Data records —
• • •

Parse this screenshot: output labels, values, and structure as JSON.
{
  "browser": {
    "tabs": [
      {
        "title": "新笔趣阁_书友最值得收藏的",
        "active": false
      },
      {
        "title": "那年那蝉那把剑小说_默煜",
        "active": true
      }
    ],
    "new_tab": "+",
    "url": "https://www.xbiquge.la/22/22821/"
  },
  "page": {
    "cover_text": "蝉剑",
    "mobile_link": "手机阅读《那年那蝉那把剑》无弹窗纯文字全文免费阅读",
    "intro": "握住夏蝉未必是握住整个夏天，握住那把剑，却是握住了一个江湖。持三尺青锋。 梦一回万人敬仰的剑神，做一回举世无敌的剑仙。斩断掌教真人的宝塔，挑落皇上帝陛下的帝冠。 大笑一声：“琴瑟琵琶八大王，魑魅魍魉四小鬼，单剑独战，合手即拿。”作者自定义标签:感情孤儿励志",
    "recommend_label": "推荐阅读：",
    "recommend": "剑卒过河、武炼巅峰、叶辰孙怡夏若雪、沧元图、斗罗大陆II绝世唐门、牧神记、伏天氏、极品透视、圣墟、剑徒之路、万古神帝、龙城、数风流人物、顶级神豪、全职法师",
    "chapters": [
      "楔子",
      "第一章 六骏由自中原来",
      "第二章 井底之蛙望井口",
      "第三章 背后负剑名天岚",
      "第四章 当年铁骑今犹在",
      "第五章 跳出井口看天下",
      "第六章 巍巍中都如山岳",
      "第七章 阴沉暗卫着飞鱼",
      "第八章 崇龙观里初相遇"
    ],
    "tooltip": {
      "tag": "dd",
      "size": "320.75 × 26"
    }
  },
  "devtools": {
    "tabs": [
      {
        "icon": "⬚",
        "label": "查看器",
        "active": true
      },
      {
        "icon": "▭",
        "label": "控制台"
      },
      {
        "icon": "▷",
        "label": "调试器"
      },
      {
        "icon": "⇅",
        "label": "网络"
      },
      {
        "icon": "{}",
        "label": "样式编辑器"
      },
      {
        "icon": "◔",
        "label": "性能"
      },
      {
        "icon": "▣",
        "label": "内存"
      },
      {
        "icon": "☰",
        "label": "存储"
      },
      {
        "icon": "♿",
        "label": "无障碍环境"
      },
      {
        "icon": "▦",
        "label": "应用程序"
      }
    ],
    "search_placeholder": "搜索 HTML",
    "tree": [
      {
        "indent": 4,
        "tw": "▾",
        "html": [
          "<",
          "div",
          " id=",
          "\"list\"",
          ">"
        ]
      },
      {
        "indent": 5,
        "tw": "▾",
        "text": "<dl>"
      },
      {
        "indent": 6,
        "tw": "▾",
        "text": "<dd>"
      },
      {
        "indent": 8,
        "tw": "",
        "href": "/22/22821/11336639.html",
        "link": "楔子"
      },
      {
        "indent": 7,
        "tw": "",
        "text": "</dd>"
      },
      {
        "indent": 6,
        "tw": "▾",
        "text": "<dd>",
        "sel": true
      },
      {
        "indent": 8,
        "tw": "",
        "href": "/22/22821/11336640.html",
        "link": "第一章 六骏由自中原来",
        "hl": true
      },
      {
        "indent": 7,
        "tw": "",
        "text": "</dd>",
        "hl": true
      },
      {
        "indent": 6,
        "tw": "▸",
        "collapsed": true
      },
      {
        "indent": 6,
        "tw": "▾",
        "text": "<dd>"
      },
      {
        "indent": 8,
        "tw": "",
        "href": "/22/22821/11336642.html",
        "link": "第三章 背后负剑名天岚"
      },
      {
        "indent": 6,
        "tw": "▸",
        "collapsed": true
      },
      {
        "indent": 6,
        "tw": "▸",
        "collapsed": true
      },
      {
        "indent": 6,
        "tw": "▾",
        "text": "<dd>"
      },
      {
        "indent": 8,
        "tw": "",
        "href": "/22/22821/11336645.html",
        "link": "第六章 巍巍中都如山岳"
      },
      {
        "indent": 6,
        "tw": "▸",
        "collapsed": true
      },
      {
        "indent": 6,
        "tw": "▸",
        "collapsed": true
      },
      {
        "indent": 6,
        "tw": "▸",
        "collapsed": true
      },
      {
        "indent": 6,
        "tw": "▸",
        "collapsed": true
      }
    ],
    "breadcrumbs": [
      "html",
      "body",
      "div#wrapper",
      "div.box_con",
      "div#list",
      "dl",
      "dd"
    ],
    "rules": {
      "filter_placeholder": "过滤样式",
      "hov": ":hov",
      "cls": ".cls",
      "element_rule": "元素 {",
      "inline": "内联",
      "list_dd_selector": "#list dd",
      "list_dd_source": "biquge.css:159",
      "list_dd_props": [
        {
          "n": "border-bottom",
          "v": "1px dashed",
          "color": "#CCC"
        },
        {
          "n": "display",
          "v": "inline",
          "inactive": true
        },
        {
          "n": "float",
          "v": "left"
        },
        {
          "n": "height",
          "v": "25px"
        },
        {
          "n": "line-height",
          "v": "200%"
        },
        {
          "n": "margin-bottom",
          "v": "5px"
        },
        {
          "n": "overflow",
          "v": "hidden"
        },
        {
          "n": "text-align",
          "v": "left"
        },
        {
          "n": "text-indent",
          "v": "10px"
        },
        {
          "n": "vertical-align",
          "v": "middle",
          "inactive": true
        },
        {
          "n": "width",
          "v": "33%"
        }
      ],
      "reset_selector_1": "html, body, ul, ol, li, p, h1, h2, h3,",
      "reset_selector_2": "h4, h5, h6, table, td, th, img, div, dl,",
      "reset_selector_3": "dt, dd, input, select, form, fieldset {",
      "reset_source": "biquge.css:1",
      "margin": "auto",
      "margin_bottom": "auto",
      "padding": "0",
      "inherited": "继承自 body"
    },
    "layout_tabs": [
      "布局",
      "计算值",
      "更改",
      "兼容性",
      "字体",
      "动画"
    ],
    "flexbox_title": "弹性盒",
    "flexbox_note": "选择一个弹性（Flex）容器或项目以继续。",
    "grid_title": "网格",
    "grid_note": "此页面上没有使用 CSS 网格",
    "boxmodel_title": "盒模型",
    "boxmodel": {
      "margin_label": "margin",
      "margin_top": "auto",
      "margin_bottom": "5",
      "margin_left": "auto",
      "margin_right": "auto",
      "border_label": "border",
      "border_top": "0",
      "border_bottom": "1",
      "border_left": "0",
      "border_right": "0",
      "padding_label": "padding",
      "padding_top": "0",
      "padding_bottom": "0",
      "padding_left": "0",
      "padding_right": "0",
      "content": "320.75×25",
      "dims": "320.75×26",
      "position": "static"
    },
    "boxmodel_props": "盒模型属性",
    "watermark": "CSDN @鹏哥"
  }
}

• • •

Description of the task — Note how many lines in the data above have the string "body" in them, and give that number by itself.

Answer for this exercise — 3